> _Task details_
All entries should be copied exactly, none left out.

> _Extracted information_
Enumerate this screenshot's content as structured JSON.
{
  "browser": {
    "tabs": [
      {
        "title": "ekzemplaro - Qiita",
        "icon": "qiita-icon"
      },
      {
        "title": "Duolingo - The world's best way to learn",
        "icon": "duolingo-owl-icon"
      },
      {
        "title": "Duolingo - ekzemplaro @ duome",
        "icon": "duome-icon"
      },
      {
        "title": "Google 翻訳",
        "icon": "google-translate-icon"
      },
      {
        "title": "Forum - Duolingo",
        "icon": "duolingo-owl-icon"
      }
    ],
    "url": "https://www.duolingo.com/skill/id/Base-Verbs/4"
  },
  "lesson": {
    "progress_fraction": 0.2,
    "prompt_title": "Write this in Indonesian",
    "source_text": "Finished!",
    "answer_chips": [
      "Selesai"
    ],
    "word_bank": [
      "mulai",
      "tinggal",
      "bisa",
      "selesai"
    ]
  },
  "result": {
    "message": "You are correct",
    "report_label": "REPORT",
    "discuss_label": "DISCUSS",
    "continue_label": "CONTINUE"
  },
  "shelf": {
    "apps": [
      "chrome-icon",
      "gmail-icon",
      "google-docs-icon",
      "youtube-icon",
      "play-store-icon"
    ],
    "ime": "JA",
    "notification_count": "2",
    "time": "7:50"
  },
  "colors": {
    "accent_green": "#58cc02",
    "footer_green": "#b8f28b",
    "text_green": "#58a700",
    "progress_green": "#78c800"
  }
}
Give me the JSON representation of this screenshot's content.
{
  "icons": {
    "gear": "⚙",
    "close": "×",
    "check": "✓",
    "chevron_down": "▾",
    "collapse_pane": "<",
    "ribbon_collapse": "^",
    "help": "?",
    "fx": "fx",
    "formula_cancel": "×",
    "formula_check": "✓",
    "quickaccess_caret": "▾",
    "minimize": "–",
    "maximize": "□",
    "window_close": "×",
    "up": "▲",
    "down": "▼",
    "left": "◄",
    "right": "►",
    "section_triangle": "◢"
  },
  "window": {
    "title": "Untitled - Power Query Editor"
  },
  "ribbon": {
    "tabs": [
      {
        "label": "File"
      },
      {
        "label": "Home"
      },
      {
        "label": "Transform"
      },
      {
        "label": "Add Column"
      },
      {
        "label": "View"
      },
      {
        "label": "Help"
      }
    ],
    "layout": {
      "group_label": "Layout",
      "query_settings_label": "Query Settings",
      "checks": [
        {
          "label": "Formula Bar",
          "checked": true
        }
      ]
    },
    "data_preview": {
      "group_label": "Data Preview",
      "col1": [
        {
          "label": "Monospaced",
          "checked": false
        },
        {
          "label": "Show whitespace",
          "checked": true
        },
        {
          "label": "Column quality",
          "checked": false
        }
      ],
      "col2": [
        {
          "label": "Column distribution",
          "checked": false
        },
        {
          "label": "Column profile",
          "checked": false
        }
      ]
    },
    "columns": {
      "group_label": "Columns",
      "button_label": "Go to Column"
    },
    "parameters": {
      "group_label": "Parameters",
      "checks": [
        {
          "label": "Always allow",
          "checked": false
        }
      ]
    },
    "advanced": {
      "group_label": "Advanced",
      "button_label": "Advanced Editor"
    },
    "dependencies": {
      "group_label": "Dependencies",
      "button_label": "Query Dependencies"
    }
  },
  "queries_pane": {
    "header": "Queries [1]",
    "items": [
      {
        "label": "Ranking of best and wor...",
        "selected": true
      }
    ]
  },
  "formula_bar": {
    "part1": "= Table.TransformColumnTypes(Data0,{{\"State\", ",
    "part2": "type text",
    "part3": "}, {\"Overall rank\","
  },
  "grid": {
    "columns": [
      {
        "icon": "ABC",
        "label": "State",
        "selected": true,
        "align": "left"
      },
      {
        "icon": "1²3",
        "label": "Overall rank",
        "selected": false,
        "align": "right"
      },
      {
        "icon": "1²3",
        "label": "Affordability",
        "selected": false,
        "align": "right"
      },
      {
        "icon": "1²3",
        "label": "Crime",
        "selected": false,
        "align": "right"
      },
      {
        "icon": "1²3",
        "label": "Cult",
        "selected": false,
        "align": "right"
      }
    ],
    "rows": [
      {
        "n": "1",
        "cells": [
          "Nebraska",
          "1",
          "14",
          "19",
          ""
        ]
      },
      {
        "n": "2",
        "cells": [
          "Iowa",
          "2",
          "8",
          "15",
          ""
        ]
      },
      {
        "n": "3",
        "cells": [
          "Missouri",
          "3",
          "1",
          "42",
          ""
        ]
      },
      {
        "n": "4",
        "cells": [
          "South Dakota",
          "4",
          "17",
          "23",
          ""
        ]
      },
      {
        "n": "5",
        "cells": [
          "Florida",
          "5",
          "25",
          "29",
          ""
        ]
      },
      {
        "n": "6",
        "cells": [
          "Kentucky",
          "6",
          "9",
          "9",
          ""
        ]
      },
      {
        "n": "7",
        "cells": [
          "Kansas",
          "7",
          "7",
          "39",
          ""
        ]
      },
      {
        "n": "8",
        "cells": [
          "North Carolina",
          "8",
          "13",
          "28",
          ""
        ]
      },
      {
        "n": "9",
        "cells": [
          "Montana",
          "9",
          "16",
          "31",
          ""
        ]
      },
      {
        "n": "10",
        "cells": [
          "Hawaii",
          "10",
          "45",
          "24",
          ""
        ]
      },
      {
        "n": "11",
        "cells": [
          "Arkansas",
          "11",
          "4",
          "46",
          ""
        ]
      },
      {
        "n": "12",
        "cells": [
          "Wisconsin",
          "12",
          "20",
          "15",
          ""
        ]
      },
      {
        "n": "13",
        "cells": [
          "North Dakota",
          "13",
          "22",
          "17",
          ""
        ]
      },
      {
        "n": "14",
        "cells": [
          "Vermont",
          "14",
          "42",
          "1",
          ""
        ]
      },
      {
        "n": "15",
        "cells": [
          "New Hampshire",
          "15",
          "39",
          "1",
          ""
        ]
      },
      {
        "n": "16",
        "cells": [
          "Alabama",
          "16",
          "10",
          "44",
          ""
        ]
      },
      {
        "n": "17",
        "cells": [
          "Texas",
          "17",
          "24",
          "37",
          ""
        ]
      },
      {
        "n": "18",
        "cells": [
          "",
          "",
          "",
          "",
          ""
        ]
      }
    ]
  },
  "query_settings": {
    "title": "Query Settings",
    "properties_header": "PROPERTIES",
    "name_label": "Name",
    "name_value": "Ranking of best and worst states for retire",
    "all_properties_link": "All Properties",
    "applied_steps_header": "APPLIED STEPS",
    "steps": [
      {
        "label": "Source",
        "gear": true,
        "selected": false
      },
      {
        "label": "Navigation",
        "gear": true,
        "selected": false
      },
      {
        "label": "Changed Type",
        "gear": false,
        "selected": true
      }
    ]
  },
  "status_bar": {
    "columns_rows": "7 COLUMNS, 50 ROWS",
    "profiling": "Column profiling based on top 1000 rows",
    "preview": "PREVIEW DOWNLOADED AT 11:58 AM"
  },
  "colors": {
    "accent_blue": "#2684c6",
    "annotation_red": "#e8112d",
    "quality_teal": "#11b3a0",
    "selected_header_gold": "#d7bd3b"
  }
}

> _Task solution_
Enumerate this screenshot's content as structured JSON.
{
  "browser": {
    "tabs": [
      {
        "title": "ekzemplaro - Qiita",
        "icon": "qiita-icon"
      },
      {
        "title": "Duolingo - The world's best way to learn",
        "icon": "duolingo-owl-icon"
      },
      {
        "title": "Duolingo - ekzemplaro @ duome",
        "icon": "duome-icon"
      },
      {
        "title": "Google 翻訳",
        "icon": "google-translate-icon"
      },
      {
        "title": "Forum - Duolingo",
        "icon": "duolingo-owl-icon"
      }
    ],
    "url": "https://www.duolingo.com/skill/id/Base-Verbs/4"
  },
  "lesson": {
    "progress_fraction": 0.2,
    "prompt_title": "Write this in Indonesian",
    "source_text": "Finished!",
    "answer_chips": [
      "Selesai"
    ],
    "word_bank": [
      "mulai",
      "tinggal",
      "bisa",
      "selesai"
    ]
  },
  "result": {
    "message": "You are correct",
    "report_label": "REPORT",
    "discuss_label": "DISCUSS",
    "continue_label": "CONTINUE"
  },
  "shelf": {
    "apps": [
      "chrome-icon",
      "gmail-icon",
      "google-docs-icon",
      "youtube-icon",
      "play-store-icon"
    ],
    "ime": "JA",
    "notification_count": "2",
    "time": "7:50"
  },
  "colors": {
    "accent_green": "#58cc02",
    "footer_green": "#b8f28b",
    "text_green": "#58a700",
    "progress_green": "#78c800"
  }
}
Give me the JSON representation of this screenshot's content.
{
  "icons": {
    "gear": "⚙",
    "close": "×",
    "check": "✓",
    "chevron_down": "▾",
    "collapse_pane": "<",
    "ribbon_collapse": "^",
    "help": "?",
    "fx": "fx",
    "formula_cancel": "×",
    "formula_check": "✓",
    "quickaccess_caret": "▾",
    "minimize": "–",
    "maximize": "□",
    "window_close": "×",
    "up": "▲",
    "down": "▼",
    "left": "◄",
    "right": "►",
    "section_triangle": "◢"
  },
  "window": {
    "title": "Untitled - Power Query Editor"
  },
  "ribbon": {
    "tabs": [
      {
        "label": "File"
      },
      {
        "label": "Home"
      },
      {
        "label": "Transform"
      },
      {
        "label": "Add Column"
      },
      {
        "label": "View"
      },
      {
        "label": "Help"
      }
    ],
    "layout": {
      "group_label": "Layout",
      "query_settings_label": "Query Settings",
      "checks": [
        {
          "label": "Formula Bar",
          "checked": true
        }
      ]
    },
    "data_preview": {
      "group_label": "Data Preview",
      "col1": [
        {
          "label": "Monospaced",
          "checked": false
        },
        {
          "label": "Show whitespace",
          "checked": true
        },
        {
          "label": "Column quality",
          "checked": false
        }
      ],
      "col2": [
        {
          "label": "Column distribution",
          "checked": false
        },
        {
          "label": "Column profile",
          "checked": false
        }
      ]
    },
    "columns": {
      "group_label": "Columns",
      "button_label": "Go to Column"
    },
    "parameters": {
      "group_label": "Parameters",
      "checks": [
        {
          "label": "Always allow",
          "checked": false
        }
      ]
    },
    "advanced": {
      "group_label": "Advanced",
      "button_label": "Advanced Editor"
    },
    "dependencies": {
      "group_label": "Dependencies",
      "button_label": "Query Dependencies"
    }
  },
  "queries_pane": {
    "header": "Queries [1]",
    "items": [
      {
        "label": "Ranking of best and wor...",
        "selected": true
      }
    ]
  },
  "formula_bar": {
    "part1": "= Table.TransformColumnTypes(Data0,{{\"State\", ",
    "part2": "type text",
    "part3": "}, {\"Overall rank\","
  },
  "grid": {
    "columns": [
      {
        "icon": "ABC",
        "label": "State",
        "selected": true,
        "align": "left"
      },
      {
        "icon": "1²3",
        "label": "Overall rank",
        "selected": false,
        "align": "right"
      },
      {
        "icon": "1²3",
        "label": "Affordability",
        "selected": false,
        "align": "right"
      },
      {
        "icon": "1²3",
        "label": "Crime",
        "selected": false,
        "align": "right"
      },
      {
        "icon": "1²3",
        "label": "Cult",
        "selected": false,
        "align": "right"
      }
    ],
    "rows": [
      {
        "n": "1",
        "cells": [
          "Nebraska",
          "1",
          "14",
          "19",
          ""
        ]
      },
      {
        "n": "2",
        "cells": [
          "Iowa",
          "2",
          "8",
          "15",
          ""
        ]
      },
      {
        "n": "3",
        "cells": [
          "Missouri",
          "3",
          "1",
          "42",
          ""
        ]
      },
      {
        "n": "4",
        "cells": [
          "South Dakota",
          "4",
          "17",
          "23",
          ""
        ]
      },
      {
        "n": "5",
        "cells": [
          "Florida",
          "5",
          "25",
          "29",
          ""
        ]
      },
      {
        "n": "6",
        "cells": [
          "Kentucky",
          "6",
          "9",
          "9",
          ""
        ]
      },
      {
        "n": "7",
        "cells": [
          "Kansas",
          "7",
          "7",
          "39",
          ""
        ]
      },
      {
        "n": "8",
        "cells": [
          "North Carolina",
          "8",
          "13",
          "28",
          ""
        ]
      },
      {
        "n": "9",
        "cells": [
          "Montana",
          "9",
          "16",
          "31",
          ""
        ]
      },
      {
        "n": "10",
        "cells": [
          "Hawaii",
          "10",
          "45",
          "24",
          ""
        ]
      },
      {
        "n": "11",
        "cells": [
          "Arkansas",
          "11",
          "4",
          "46",
          ""
        ]
      },
      {
        "n": "12",
        "cells": [
          "Wisconsin",
          "12",
          "20",
          "15",
          ""
        ]
      },
      {
        "n": "13",
        "cells": [
          "North Dakota",
          "13",
          "22",
          "17",
          ""
        ]
      },
      {
        "n": "14",
        "cells": [
          "Vermont",
          "14",
          "42",
          "1",
          ""
        ]
      },
      {
        "n": "15",
        "cells": [
          "New Hampshire",
          "15",
          "39",
          "1",
          ""
        ]
      },
      {
        "n": "16",
        "cells": [
          "Alabama",
          "16",
          "10",
          "44",
          ""
        ]
      },
      {
        "n": "17",
        "cells": [
          "Texas",
          "17",
          "24",
          "37",
          ""
        ]
      },
      {
        "n": "18",
        "cells": [
          "",
          "",
          "",
          "",
          ""
        ]
      }
    ]
  },
  "query_settings": {
    "title": "Query Settings",
    "properties_header": "PROPERTIES",
    "name_label": "Name",
    "name_value": "Ranking of best and worst states for retire",
    "all_properties_link": "All Properties",
    "applied_steps_header": "APPLIED STEPS",
    "steps": [
      {
        "label": "Source",
        "gear": true,
        "selected": false
      },
      {
        "label": "Navigation",
        "gear": true,
        "selected": false
      },
      {
        "label": "Changed Type",
        "gear": false,
        "selected": true
      }
    ]
  },
  "status_bar": {
    "columns_rows": "7 COLUMNS, 50 ROWS",
    "profiling": "Column profiling based on top 1000 rows",
    "preview": "PREVIEW DOWNLOADED AT 11:58 AM"
  },
  "colors": {
    "accent_blue": "#2684c6",
    "annotation_red": "#e8112d",
    "quality_teal": "#11b3a0",
    "selected_header_gold": "#d7bd3b"
  }
}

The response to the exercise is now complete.